This analysis, written two years ago, finds a very appropriate context these days, moreover that yet at his first news conference after taking the post of a new ECB chief, the Italian Mario Draghi firmly stated that leaving the eurozone was impossible because it was not in the treaties. Although the analysis was written because of the crisis caused by the difficult ratification process of the Lisbon Treaty in the end of 2009, it sounds as if whoever ordered it had said - find a way! Something like this happened last year when at the December European Council a decision was taken for limited changes of the treaties. So limited to avoid the need of holding referenda in those countries where this is constitutionally mandatory. Then the "royal couple" Merkel-Sarkozy yet in October 2010 ordered: find a way to introduce reforms of the economic governance.
At this year's October Council a similar order was received from the same duo - find a way for new changes to introduce even deeper reforms that could mean only one thing - the need of an overhaul exists. The question is what is the legal basis. Yesterday there was a serious discussion about negotiations taking place between France and Germany for a division of the eurozone, which would automatically divide the EU.

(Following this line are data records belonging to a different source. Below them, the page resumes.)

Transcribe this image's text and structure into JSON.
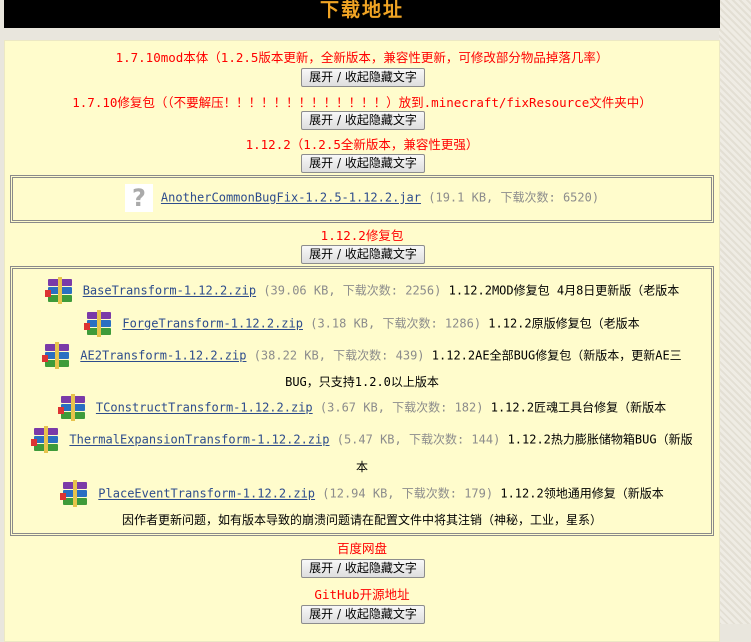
{
  "header": {
    "title": "下载地址"
  },
  "toggle_label": "展开 / 收起隐藏文字",
  "sections": [
    {
      "title": "1.7.10mod本体（1.2.5版本更新，全新版本，兼容性更新，可修改部分物品掉落几率）"
    },
    {
      "title": "1.7.10修复包（（不要解压！！！！！！！！！！！！！）放到.minecraft/fixResource文件夹中）"
    },
    {
      "title": "1.12.2（1.2.5全新版本，兼容性更强）"
    },
    {
      "title": "1.12.2修复包"
    },
    {
      "title": "百度网盘"
    },
    {
      "title": "GitHub开源地址"
    }
  ],
  "files_112": [
    {
      "name": "AnotherCommonBugFix-1.2.5-1.12.2.jar",
      "meta": "(19.1 KB, 下载次数: 6520)",
      "icon": "unknown-file-icon"
    }
  ],
  "files_fix": [
    {
      "name": "BaseTransform-1.12.2.zip",
      "meta": "(39.06 KB, 下载次数: 2256)",
      "desc": "1.12.2MOD修复包 4月8日更新版（老版本",
      "icon": "rar-archive-icon"
    },
    {
      "name": "ForgeTransform-1.12.2.zip",
      "meta": "(3.18 KB, 下载次数: 1286)",
      "desc": "1.12.2原版修复包（老版本",
      "icon": "rar-archive-icon"
    },
    {
      "name": "AE2Transform-1.12.2.zip",
      "meta": "(38.22 KB, 下载次数: 439)",
      "desc": "1.12.2AE全部BUG修复包（新版本，更新AE三",
      "desc2": "BUG，只支持1.2.0以上版本",
      "icon": "rar-archive-icon"
    },
    {
      "name": "TConstructTransform-1.12.2.zip",
      "meta": "(3.67 KB, 下载次数: 182)",
      "desc": "1.12.2匠魂工具台修复（新版本",
      "icon": "rar-archive-icon"
    },
    {
      "name": "ThermalExpansionTransform-1.12.2.zip",
      "meta": "(5.47 KB, 下载次数: 144)",
      "desc": "1.12.2热力膨胀储物箱BUG（新版",
      "desc2": "本",
      "icon": "rar-archive-icon"
    },
    {
      "name": "PlaceEventTransform-1.12.2.zip",
      "meta": "(12.94 KB, 下载次数: 179)",
      "desc": "1.12.2领地通用修复（新版本",
      "icon": "rar-archive-icon"
    }
  ],
  "fix_note": "因作者更新问题，如有版本导致的崩溃问题请在配置文件中将其注销（神秘，工业，星系）"
}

This is why it is not a coincidence that it was in Berlin that the European Commission president, the body also called a guardian of the treaties, held a speech he started in German. In it he unequivocally said: "Let us be clear - a divided union will not work!" And again, what an irony that Barroso had to say this on the occasion of the anniversary of the fall of the Berlin wall - the very symbol of Europe's unification that unleashed a wave of reforms and growing prosperity on a continent that was divided for too long.
And more ...
No matter if the legal straw would be found to rescue the eurozone and the EU in general, as it is clear to everyone that if the eurozone would not survive the Union is also doomed, there is also a moral obstacle. On December 9 in Warsaw Croatia will sign its accession treaty to join the EU on 1 July 2013. The biggest purely legal issue is what union is Zagreb going to join with a treaty, the content of which refers to EU of 27 with perspectives to join the eurozone and Schengen? And more - the European Commission recommended this autumn accession negotiations to started with Montenegro and Serbia (if Serbia solves its issues with Kosovo). So, what will be the legal basis for these negotiations? And wouldn't this lead to freezing the negotiations process thus putting at risk the already fragile stability in the Balkans?
As usual lately, the questions are many but the time is less. So, with Italy's borrowing costs reaching 7% it is more than clear that the current situation cannot offer a solution. So, as the leader of the British opposition Labour party, Ed Miliband, suggested - the EU leaders should sit and immediately start negotiating, and not to leave until they finish. Indeed, the EU currently needs a conclave. Right now! Against the backdrop of growing protests of the type "occupy whatever comes to mind", growing uncertainty and unemployment create risks of clashes which we can hardly imagine. This is why it is necessary the leaders to leave everything behind in their national countries and gather together, but really right away!